══ Data supplied ══

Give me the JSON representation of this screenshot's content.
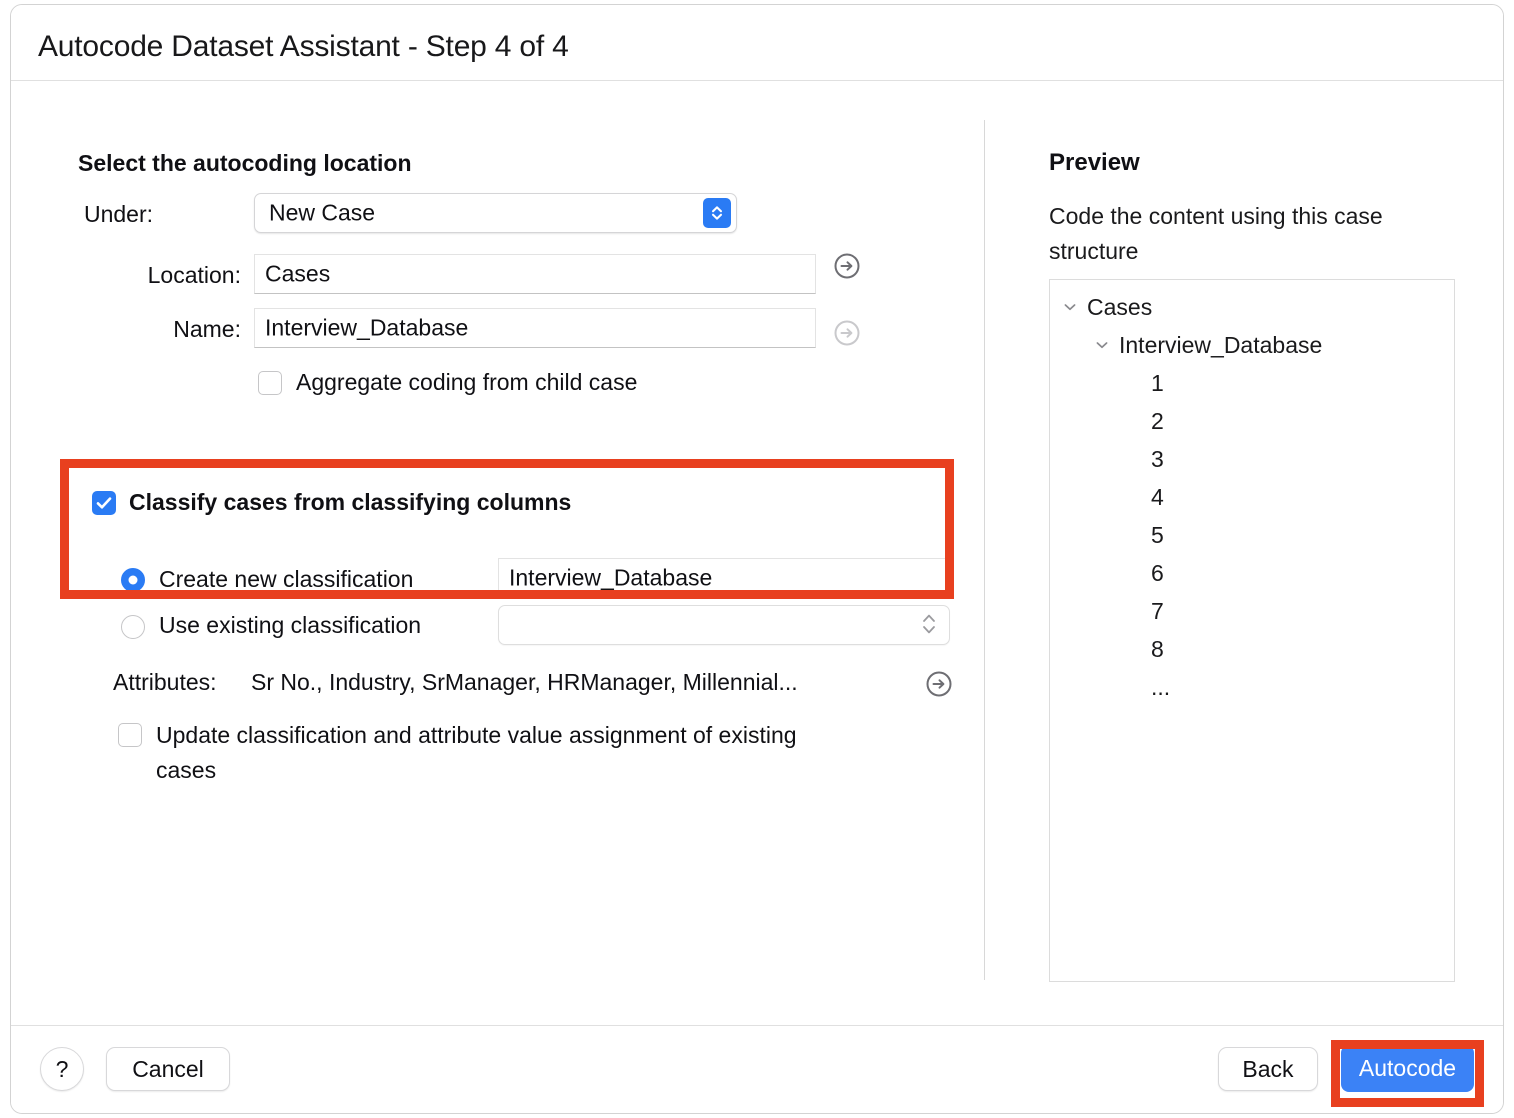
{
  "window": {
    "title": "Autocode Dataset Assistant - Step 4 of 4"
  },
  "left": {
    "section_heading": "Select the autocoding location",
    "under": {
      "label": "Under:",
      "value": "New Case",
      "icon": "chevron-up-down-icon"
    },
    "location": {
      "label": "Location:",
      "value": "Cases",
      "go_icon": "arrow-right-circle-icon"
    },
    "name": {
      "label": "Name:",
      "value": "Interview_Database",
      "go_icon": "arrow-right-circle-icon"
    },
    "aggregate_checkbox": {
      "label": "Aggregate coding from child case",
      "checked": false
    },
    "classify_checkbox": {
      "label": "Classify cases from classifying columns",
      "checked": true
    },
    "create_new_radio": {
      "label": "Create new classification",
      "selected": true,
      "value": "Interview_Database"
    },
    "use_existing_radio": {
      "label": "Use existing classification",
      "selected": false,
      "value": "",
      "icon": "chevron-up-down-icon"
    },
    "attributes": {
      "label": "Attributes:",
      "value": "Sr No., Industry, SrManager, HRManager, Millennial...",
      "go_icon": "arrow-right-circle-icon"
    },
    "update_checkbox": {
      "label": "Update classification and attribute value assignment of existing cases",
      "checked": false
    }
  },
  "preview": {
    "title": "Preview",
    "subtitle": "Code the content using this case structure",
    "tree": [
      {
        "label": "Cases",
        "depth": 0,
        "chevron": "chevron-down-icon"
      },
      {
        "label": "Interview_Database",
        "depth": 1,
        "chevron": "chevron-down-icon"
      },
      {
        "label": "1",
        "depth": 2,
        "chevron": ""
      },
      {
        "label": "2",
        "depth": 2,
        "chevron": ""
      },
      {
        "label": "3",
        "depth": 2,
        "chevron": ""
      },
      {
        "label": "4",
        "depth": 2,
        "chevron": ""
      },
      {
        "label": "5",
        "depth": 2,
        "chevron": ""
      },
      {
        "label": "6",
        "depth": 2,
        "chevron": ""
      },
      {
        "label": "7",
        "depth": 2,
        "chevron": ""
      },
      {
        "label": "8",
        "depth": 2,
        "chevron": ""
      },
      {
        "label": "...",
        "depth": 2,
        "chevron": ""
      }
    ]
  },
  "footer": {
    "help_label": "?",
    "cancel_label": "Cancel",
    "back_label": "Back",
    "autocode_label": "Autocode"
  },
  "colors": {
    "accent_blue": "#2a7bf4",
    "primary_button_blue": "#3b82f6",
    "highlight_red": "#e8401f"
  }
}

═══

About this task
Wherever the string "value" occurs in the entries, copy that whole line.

Exercise solution
      "value": "New Case",
      "value": "Cases",
      "value": "Interview_Database",
      "value": "Interview_Database"
      "value": "",
      "value": "Sr No., Industry, SrManager, HRManager, Millennial...",
      "label": "Update classification and attribute value assignment of existing cases",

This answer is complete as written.